▸ **Instructions for the task**: Copy out each line of the data that contains "align".

▸ **Data listing**:
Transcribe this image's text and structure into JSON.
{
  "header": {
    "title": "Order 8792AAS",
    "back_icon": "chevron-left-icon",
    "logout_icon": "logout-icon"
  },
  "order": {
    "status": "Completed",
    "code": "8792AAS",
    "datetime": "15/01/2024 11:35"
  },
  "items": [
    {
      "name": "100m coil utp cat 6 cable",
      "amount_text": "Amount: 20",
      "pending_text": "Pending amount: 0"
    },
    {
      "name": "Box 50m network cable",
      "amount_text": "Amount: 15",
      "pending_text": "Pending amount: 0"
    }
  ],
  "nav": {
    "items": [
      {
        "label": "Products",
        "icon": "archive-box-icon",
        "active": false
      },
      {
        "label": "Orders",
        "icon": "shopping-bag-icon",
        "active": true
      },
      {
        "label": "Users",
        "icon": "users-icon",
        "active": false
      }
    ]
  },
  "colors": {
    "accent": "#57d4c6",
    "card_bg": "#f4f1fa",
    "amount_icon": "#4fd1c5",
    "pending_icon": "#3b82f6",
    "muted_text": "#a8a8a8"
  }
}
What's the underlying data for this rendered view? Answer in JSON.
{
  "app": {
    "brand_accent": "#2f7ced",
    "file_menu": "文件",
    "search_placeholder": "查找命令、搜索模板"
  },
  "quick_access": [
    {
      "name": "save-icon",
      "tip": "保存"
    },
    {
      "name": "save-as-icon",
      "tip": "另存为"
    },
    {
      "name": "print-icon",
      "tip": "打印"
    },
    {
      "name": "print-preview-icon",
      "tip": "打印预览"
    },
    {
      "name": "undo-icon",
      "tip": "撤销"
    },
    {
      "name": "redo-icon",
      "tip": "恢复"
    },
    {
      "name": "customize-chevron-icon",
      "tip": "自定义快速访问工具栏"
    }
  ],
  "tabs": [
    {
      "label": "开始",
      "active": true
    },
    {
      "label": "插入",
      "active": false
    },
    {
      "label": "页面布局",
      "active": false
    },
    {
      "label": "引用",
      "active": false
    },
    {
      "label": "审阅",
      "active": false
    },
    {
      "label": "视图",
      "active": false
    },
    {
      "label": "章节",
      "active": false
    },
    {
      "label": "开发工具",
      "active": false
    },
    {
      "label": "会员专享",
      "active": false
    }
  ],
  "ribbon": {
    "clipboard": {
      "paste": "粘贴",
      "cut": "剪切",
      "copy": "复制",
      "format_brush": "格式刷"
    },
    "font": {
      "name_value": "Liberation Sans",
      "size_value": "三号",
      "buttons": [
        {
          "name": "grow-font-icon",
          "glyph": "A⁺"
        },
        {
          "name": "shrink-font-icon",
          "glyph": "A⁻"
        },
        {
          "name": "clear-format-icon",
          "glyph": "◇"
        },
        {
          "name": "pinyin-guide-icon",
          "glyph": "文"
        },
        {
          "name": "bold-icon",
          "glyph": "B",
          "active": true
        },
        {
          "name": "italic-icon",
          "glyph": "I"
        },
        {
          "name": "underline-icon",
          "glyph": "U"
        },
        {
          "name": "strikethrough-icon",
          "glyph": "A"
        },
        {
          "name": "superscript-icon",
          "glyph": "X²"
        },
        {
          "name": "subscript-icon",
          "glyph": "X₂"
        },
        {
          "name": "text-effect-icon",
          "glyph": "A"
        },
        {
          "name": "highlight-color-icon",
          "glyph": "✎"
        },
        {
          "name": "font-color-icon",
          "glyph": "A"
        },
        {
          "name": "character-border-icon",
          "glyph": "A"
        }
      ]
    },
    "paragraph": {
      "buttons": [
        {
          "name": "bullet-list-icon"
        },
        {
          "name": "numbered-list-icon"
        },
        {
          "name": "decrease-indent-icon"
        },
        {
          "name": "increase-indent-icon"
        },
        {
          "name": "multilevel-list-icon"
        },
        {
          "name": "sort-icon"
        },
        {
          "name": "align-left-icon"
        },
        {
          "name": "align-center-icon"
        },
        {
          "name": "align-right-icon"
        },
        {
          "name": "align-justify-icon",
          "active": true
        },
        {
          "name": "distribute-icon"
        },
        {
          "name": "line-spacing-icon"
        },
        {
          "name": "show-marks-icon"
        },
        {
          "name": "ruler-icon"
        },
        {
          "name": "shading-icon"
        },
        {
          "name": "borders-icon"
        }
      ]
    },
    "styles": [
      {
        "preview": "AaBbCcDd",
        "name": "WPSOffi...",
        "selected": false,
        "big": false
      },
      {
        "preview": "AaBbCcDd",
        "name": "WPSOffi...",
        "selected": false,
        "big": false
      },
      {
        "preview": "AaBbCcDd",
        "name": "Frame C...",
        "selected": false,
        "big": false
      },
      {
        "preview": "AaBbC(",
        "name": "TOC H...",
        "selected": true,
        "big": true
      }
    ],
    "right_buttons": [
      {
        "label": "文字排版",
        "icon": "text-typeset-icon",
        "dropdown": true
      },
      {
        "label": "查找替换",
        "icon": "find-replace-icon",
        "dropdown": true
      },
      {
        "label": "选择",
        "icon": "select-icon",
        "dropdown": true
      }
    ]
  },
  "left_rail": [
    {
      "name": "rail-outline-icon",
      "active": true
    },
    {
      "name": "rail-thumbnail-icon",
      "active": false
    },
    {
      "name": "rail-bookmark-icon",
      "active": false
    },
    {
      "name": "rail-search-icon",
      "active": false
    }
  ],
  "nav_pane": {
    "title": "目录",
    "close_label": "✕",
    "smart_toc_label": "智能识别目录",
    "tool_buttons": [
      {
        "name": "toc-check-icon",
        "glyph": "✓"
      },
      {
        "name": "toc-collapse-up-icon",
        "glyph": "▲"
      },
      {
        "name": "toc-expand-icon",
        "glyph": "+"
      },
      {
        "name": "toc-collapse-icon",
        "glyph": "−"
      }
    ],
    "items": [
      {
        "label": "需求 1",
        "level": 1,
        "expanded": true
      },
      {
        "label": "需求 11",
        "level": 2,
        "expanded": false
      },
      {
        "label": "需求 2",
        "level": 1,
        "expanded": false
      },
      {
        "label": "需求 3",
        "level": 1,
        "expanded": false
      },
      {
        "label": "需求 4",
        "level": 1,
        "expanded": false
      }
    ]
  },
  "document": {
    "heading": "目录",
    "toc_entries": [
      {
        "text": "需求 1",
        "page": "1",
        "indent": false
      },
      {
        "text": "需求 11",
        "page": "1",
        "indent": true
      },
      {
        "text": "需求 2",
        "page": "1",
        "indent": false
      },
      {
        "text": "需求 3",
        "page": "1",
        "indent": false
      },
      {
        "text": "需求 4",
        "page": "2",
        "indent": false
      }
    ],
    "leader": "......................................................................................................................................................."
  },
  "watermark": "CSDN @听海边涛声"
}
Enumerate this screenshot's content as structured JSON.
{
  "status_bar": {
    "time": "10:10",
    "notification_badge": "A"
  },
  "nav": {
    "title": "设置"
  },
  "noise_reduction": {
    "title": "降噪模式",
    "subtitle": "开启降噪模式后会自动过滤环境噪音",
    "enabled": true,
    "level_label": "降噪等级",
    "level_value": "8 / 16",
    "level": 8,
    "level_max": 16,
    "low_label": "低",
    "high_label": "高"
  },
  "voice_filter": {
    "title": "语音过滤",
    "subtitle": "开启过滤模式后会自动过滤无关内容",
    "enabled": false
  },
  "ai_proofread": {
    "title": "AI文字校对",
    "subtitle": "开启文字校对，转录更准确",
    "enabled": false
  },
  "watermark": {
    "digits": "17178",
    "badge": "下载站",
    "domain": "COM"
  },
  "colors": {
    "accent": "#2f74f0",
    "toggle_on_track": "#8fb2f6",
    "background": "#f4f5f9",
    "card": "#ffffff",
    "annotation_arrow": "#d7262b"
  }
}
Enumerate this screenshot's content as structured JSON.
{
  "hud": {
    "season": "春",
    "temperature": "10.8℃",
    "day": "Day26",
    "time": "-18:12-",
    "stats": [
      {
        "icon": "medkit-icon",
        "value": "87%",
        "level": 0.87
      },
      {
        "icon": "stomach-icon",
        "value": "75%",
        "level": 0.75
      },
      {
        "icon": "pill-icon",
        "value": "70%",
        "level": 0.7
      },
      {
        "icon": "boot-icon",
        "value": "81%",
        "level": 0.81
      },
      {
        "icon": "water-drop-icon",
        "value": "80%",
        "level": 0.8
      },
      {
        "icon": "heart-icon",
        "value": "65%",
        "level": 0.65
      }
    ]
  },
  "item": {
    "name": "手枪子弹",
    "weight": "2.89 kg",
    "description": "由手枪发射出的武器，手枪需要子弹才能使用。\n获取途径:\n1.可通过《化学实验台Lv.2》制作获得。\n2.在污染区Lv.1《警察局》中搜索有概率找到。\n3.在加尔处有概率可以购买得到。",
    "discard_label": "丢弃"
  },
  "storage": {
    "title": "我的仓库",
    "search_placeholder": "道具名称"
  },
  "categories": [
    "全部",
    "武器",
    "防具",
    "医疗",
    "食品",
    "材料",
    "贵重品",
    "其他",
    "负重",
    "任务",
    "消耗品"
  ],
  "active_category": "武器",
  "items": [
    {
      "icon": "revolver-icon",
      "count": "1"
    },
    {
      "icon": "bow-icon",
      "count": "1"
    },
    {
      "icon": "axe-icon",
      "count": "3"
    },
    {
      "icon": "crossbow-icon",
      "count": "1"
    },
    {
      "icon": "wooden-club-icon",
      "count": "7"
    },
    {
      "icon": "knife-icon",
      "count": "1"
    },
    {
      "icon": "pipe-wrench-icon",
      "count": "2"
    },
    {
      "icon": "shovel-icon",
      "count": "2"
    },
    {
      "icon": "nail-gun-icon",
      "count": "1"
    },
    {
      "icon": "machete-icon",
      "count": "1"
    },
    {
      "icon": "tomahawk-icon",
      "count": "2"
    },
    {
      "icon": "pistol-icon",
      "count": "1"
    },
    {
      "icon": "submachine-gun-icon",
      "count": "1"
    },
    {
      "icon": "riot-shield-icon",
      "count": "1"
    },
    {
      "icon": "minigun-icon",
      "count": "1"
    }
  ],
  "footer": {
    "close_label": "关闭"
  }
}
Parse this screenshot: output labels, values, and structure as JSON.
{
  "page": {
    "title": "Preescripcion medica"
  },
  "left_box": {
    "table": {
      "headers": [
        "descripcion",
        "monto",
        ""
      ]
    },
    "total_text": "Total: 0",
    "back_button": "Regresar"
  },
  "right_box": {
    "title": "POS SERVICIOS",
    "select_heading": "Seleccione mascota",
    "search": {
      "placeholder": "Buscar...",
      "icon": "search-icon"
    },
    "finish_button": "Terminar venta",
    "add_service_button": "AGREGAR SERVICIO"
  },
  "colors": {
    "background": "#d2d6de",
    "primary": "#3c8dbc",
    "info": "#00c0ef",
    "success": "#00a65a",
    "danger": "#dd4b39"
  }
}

▸ **Reply**:
          "name": "align-left-icon"
          "name": "align-center-icon"
          "name": "align-right-icon"
          "name": "align-justify-icon",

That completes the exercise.